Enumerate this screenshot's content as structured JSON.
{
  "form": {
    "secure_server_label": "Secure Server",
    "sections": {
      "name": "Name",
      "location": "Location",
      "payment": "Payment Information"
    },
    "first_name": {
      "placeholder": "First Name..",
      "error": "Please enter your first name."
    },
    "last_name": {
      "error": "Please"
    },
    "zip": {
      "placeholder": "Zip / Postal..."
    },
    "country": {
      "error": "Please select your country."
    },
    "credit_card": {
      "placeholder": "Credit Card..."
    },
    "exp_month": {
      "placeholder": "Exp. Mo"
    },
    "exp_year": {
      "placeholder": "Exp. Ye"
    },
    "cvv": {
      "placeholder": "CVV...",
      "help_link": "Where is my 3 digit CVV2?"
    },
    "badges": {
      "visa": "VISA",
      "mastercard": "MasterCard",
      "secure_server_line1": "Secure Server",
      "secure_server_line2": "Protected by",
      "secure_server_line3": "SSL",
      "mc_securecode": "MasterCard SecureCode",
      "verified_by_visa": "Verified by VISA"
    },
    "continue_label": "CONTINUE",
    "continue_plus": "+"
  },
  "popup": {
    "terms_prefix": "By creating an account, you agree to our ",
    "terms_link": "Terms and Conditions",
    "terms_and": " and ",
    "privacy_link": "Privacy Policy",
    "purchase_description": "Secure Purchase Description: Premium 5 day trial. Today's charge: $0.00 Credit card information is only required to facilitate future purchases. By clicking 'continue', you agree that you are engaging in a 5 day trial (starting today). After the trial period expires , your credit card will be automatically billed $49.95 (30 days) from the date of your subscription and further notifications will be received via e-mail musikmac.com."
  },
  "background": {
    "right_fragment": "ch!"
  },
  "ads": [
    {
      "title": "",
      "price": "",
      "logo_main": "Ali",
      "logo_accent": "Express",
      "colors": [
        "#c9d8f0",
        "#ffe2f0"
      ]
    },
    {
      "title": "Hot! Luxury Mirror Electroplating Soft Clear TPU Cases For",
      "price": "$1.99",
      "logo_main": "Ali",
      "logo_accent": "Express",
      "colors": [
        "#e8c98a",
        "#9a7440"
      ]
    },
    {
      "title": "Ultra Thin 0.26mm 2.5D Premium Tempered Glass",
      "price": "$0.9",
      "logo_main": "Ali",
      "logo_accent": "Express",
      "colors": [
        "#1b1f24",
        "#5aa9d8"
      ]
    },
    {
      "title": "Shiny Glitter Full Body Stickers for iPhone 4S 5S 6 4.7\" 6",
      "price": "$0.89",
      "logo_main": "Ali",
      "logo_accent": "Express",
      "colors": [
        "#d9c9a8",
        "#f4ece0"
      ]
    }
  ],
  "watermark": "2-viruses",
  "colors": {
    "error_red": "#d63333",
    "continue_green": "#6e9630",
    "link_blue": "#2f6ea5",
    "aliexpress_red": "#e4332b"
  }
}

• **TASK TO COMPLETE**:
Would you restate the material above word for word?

• **EXPECTED OUTPUT**:
Enumerate this screenshot's content as structured JSON.
{
  "form": {
    "secure_server_label": "Secure Server",
    "sections": {
      "name": "Name",
      "location": "Location",
      "payment": "Payment Information"
    },
    "first_name": {
      "placeholder": "First Name..",
      "error": "Please enter your first name."
    },
    "last_name": {
      "error": "Please"
    },
    "zip": {
      "placeholder": "Zip / Postal..."
    },
    "country": {
      "error": "Please select your country."
    },
    "credit_card": {
      "placeholder": "Credit Card..."
    },
    "exp_month": {
      "placeholder": "Exp. Mo"
    },
    "exp_year": {
      "placeholder": "Exp. Ye"
    },
    "cvv": {
      "placeholder": "CVV...",
      "help_link": "Where is my 3 digit CVV2?"
    },
    "badges": {
      "visa": "VISA",
      "mastercard": "MasterCard",
      "secure_server_line1": "Secure Server",
      "secure_server_line2": "Protected by",
      "secure_server_line3": "SSL",
      "mc_securecode": "MasterCard SecureCode",
      "verified_by_visa": "Verified by VISA"
    },
    "continue_label": "CONTINUE",
    "continue_plus": "+"
  },
  "popup": {
    "terms_prefix": "By creating an account, you agree to our ",
    "terms_link": "Terms and Conditions",
    "terms_and": " and ",
    "privacy_link": "Privacy Policy",
    "purchase_description": "Secure Purchase Description: Premium 5 day trial. Today's charge: $0.00 Credit card information is only required to facilitate future purchases. By clicking 'continue', you agree that you are engaging in a 5 day trial (starting today). After the trial period expires , your credit card will be automatically billed $49.95 (30 days) from the date of your subscription and further notifications will be received via e-mail musikmac.com."
  },
  "background": {
    "right_fragment": "ch!"
  },
  "ads": [
    {
      "title": "",
      "price": "",
      "logo_main": "Ali",
      "logo_accent": "Express",
      "colors": [
        "#c9d8f0",
        "#ffe2f0"
      ]
    },
    {
      "title": "Hot! Luxury Mirror Electroplating Soft Clear TPU Cases For",
      "price": "$1.99",
      "logo_main": "Ali",
      "logo_accent": "Express",
      "colors": [
        "#e8c98a",
        "#9a7440"
      ]
    },
    {
      "title": "Ultra Thin 0.26mm 2.5D Premium Tempered Glass",
      "price": "$0.9",
      "logo_main": "Ali",
      "logo_accent": "Express",
      "colors": [
        "#1b1f24",
        "#5aa9d8"
      ]
    },
    {
      "title": "Shiny Glitter Full Body Stickers for iPhone 4S 5S 6 4.7\" 6",
      "price": "$0.89",
      "logo_main": "Ali",
      "logo_accent": "Express",
      "colors": [
        "#d9c9a8",
        "#f4ece0"
      ]
    }
  ],
  "watermark": "2-viruses",
  "colors": {
    "error_red": "#d63333",
    "continue_green": "#6e9630",
    "link_blue": "#2f6ea5",
    "aliexpress_red": "#e4332b"
  }
}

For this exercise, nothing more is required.